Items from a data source
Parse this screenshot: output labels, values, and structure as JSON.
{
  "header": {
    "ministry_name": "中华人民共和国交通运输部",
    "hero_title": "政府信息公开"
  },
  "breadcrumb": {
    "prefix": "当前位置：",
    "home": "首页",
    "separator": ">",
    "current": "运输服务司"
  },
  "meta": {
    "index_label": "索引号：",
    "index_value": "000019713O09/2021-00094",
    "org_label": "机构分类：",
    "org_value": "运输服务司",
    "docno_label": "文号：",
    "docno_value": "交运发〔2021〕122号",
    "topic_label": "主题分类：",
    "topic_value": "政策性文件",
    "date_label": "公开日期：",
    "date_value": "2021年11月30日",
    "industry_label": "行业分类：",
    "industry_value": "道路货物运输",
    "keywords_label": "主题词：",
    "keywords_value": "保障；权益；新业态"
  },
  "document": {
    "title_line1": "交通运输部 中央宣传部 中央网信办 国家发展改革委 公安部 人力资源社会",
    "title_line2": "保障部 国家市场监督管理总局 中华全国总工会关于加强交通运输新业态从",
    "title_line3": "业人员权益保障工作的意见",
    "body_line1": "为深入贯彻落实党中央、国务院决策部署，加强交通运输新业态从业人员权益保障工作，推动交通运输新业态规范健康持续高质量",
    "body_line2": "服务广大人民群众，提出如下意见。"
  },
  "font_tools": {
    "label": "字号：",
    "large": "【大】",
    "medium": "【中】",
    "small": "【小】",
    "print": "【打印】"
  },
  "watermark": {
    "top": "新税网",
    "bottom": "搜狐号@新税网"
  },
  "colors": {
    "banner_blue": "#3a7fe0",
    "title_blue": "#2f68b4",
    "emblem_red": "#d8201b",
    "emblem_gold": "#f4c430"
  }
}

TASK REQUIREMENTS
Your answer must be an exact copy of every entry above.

TASK SOLUTION
Parse this screenshot: output labels, values, and structure as JSON.
{
  "header": {
    "ministry_name": "中华人民共和国交通运输部",
    "hero_title": "政府信息公开"
  },
  "breadcrumb": {
    "prefix": "当前位置：",
    "home": "首页",
    "separator": ">",
    "current": "运输服务司"
  },
  "meta": {
    "index_label": "索引号：",
    "index_value": "000019713O09/2021-00094",
    "org_label": "机构分类：",
    "org_value": "运输服务司",
    "docno_label": "文号：",
    "docno_value": "交运发〔2021〕122号",
    "topic_label": "主题分类：",
    "topic_value": "政策性文件",
    "date_label": "公开日期：",
    "date_value": "2021年11月30日",
    "industry_label": "行业分类：",
    "industry_value": "道路货物运输",
    "keywords_label": "主题词：",
    "keywords_value": "保障；权益；新业态"
  },
  "document": {
    "title_line1": "交通运输部 中央宣传部 中央网信办 国家发展改革委 公安部 人力资源社会",
    "title_line2": "保障部 国家市场监督管理总局 中华全国总工会关于加强交通运输新业态从",
    "title_line3": "业人员权益保障工作的意见",
    "body_line1": "为深入贯彻落实党中央、国务院决策部署，加强交通运输新业态从业人员权益保障工作，推动交通运输新业态规范健康持续高质量",
    "body_line2": "服务广大人民群众，提出如下意见。"
  },
  "font_tools": {
    "label": "字号：",
    "large": "【大】",
    "medium": "【中】",
    "small": "【小】",
    "print": "【打印】"
  },
  "watermark": {
    "top": "新税网",
    "bottom": "搜狐号@新税网"
  },
  "colors": {
    "banner_blue": "#3a7fe0",
    "title_blue": "#2f68b4",
    "emblem_red": "#d8201b",
    "emblem_gold": "#f4c430"
  }
}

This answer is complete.